Friday, March 16, 2007
Back in September, I wrote about how the explosion in digital photography had created some bargains for film SLRs. I benefited from this myself, when my mother in law upgraded to a new Canon digital SLR, and gave me her old film camera.
This, together with the natural desire to take lots of pictures of my young daughter, rekindled my interest in real photography – after I’d been distracted for years by the ease of digital point-and-shoots. And I got some shots I was really happy with.
I was right – getting hold of cheap (or in my case, free) film SLR is a good way to start taking more pictures, and now is a great time to get hold of one. But I was also completely wrong, in ways I’ll now describe.
Cheap Camera, expensive running costs
The problem is that if you’re interested in photography, you want to take a lot of pictures, and film doesn’t really make that very easy.
Sure, you can send your films to Shutterfly or the like, and only pay to print the ones you like, but that takes a while, and there’s a hidden catch I wasn’t aware of immediately. I thought that if Shutterfly developed the film and put the digital versions online for you to see (which they do), then you could download the hi-res versions for no cost – since you’d paid for the developing.
In fact they show you a lo-res version that you can use to decide if you want prints or not, but the hi-res versions will cost you the price of an archive CD – in my case nearly $20 for 150 images or so.
Grass is always greener
The other thing working against film is that the lenses on most SLRs are ‘cross-platform’ – working on that brand’s digital SLR bodies too. So the nice Canon 28-105mm USM I inherited would fit on the Canon digital bodies I soon started ogling. That meant it wasn’t going to cost as much as I thought if I wanted to go digital.
After a lot of research, and much pained inspection of my bank balance, I was the proud owner of a Canon 350D (or Digital Rebel XT, as they insist on calling it here in the US), bought without incident from Beach Camera.
So now I can shoot like a crazy person, and sort out the keepers later, without fussing with film and delays and all that.
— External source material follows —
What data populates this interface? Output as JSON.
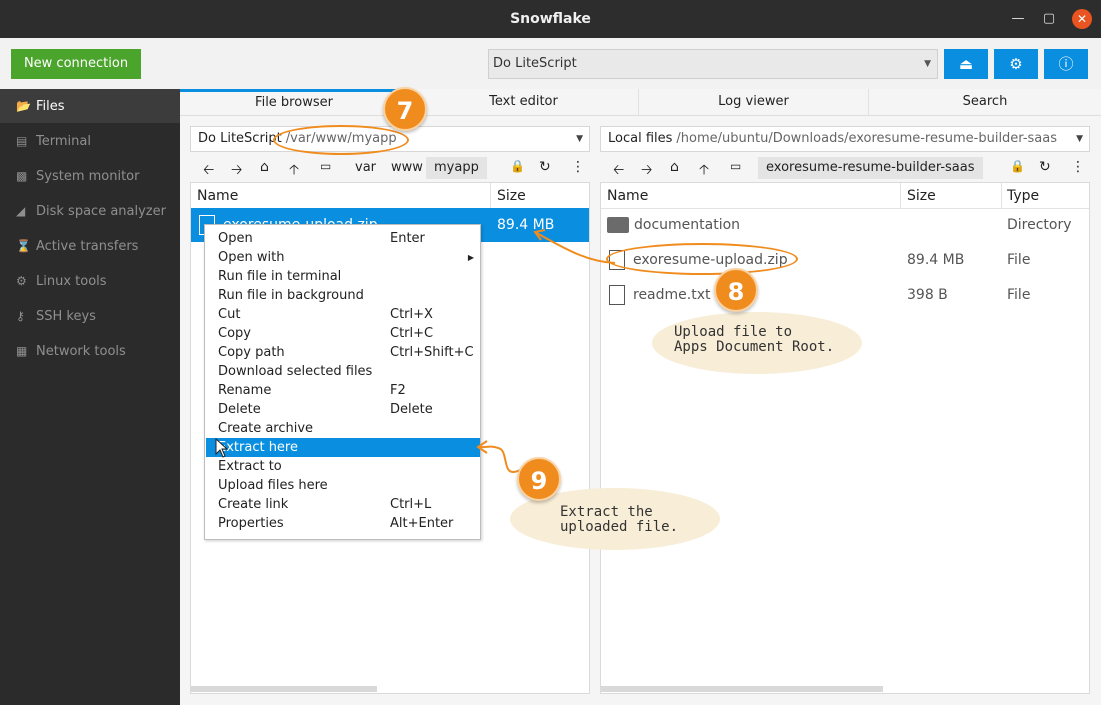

And I’ve greatly enjoyed the who experience – supporting it with a useful 4-class course at the local community college to fill in the gaps in my basic knowledge.
As the camera was technically a birthday present, I took some time on Tuesday to walk around town a bit (and take some shots of my subject, Finn). The results are here.
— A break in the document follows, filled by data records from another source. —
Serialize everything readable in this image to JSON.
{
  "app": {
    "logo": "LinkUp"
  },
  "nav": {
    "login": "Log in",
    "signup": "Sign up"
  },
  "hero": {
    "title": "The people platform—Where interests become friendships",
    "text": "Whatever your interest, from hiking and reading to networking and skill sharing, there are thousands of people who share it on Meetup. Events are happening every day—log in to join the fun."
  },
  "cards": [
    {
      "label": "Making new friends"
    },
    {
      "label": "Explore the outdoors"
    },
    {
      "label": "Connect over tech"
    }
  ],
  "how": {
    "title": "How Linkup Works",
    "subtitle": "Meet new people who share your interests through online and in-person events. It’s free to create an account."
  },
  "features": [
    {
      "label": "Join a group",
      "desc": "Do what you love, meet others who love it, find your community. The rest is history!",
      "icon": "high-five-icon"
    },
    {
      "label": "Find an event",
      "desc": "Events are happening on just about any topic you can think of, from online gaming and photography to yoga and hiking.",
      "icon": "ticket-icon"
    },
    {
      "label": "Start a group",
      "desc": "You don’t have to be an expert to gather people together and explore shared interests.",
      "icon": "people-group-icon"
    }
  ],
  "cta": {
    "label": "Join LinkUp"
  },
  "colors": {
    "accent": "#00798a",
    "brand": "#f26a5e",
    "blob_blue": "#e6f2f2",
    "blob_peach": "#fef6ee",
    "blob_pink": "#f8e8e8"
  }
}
I’ll write more later about the learning curve, and about the search for software to help on the computer side of things.